After my failed experiment with the 600mm f/4, I was a little tentative about the 400. While quite a bit lighter, this is also a large, intimidating lens. This time around, I made sure I had the prerequisites - the Gitzo Systematic Series 3 tripod legs and a solid gimbal head (mine's from Calumet Photo).
I can't overemphasize the importance of a good tripod/head combination to support this lens. In addition, lugging this 25-pound deadweight around requires a commitment to frequent shoulder and neck workouts! A lot of people have asked me whether the final result is really worth lugging this setup around, and after 2 years I can say that the answer is a YES! The lens seems to grow smaller every time you use it and it really isn't a big deal any more.Build Quality & Handling
Nothing groundbreaking to report on this front - as befits a lens that costs as much as a small island, the build quality is fantastic. I did have an issue where the autofocus completely stopped working, but to Nikon's credit they fixed it for free even though my lens wasn't under warranty. Since then the lens has been a model of reliability. I almost always use this on a gimbal head or a rest, so handling isn't an issue in my opinion. I've tried handholding it, and take it from me - it's impossible. No matter how often you hit the gym.
Image Quality & Performance
This lens delivers amazingly sharp pictures with good support and long lens technique. Bokeh is unbelievable and really makes the subjects pop. I coupled the lens with the Nikon TC-20EII 2X teleconverter for the first few months that I had it. The results were good but not great - I felt that the compromise in image quality was a little too much. Upgrading to the TC-20EIII teleconverter made a world of difference; I stop down by 1/3 to 2/3 stop for an effective aperture of f/7.1 and the resulting images are tack sharp. Check out the detail on the Dragonfly's wings below (this is a crop of about 10% of the original image):
Eastern Phoebe with Dragonfly
This is also probably the fastest focusing lens I have ever used - it's fast, sure and is a dream to use. However, I rarely use this lens without the 2x teleconverter, and adding the teleconverter sometimes makes the AF hunt a little in low light.

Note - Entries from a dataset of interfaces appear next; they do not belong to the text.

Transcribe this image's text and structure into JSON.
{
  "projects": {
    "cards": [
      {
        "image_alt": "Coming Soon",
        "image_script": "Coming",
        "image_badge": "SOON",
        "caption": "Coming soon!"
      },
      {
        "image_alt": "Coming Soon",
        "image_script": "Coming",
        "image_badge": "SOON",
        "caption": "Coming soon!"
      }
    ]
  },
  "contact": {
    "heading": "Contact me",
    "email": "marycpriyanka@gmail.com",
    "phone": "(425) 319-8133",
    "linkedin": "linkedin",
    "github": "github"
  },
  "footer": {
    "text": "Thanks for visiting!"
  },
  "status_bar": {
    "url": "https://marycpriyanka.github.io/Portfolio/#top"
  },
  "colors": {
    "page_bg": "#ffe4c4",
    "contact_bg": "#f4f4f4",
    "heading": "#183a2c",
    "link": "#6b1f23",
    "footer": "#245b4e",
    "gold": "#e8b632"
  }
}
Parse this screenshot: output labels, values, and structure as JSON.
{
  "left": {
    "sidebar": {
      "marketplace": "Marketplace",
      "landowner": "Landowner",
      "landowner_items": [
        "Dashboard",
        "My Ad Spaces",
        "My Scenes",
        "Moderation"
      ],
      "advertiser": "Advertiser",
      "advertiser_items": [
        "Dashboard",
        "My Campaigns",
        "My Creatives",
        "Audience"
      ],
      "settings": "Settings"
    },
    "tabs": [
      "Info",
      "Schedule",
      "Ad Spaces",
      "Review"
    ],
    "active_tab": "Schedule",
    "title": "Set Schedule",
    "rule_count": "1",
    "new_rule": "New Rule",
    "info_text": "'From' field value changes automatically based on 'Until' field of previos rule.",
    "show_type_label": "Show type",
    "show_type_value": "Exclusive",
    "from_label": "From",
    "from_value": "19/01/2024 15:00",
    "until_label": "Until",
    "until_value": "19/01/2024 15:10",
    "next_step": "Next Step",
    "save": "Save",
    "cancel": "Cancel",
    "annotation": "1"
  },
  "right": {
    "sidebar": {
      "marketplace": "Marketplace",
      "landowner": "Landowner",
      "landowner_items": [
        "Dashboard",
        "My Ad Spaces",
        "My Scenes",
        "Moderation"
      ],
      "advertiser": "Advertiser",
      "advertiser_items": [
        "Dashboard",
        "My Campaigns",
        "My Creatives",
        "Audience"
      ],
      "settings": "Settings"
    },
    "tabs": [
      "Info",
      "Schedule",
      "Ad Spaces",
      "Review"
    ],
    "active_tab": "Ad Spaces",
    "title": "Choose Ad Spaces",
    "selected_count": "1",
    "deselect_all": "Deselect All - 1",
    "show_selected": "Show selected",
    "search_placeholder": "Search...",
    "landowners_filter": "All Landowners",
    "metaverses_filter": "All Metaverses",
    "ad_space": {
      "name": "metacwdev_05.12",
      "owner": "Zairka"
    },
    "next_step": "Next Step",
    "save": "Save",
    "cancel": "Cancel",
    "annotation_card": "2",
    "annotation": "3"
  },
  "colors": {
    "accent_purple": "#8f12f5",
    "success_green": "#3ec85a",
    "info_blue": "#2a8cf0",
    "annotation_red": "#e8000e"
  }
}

However, this and the Nikon 300mm f/2.8 are probably the only lenses that can handle a 2X TC with such ease.
Here are my contributions to the big VR argument - I haven't attempted a scientific test but from what I've seen, using the VR in NORMAL mode it doesn't seem to hurt the images any! How's that for a cop-out?! Seriously, the only time I switch off VR is when I'm doing video - VR makes it sound like you're shooting from inside your local laundromat.
This is one serious lens - both price wise and in the commitment required to use it. However, all this pales into insignificance when you finally snap that picture of a beautiful songbird in perfect focus with the background a soft, dreamy wash of color. For anyone who hasn't used one of Nikon's big lenses, here's my recommendation : rent one - you'll fall in love and eventually buy one!
My equipment for the Yala drives consisted of two setups. For smaller birds and distant subjects, I used a Nikon 400mm f/2.8 VR with TC-20E teleconverter (effectively an 800mm f/5.6) mounted on a D300S body. For lower light and closer subjects, I had a Nikon 70-200mm f/2.8 mounted on a D700 body. Both setups worked well, and didn't leave me feeling like I was lacking focal lengths.
A word of advice on photographing in Yala - be ready with a shorter lens/camera combination at all times! The winding roads coupled with the dense scrub means you may come upon a leopard or bear without warning, and only have a few seconds before the animal disappears back into the bush. You often don't have time to meter or fiddle with other camera settings. I set all my cameras to Aperture Priority mode and shoot wide open, with the exposure compensation set to minus 1 stop. This works for the majority of lighting situations except where you'll have any sky in your image, in which case I change exposure compensation to 0 or +1. In my experience, keeping the exposure comp. at -1 allows me to pick up a camera and shoot quickly when I see an animal on the ground, and wherever a bird or animal is outlined against the sky I usually find I have the time to change the exposure compensation.
I also use manual ISO, and as light changes I make sure I keep changing the ISO every 15 minutes or so to give me acceptable shutter speeds. You can do this by pointing the lens out the window at the ground while the vehicle is traveling and using the shutter button to turn on the meter and read your shutter speed.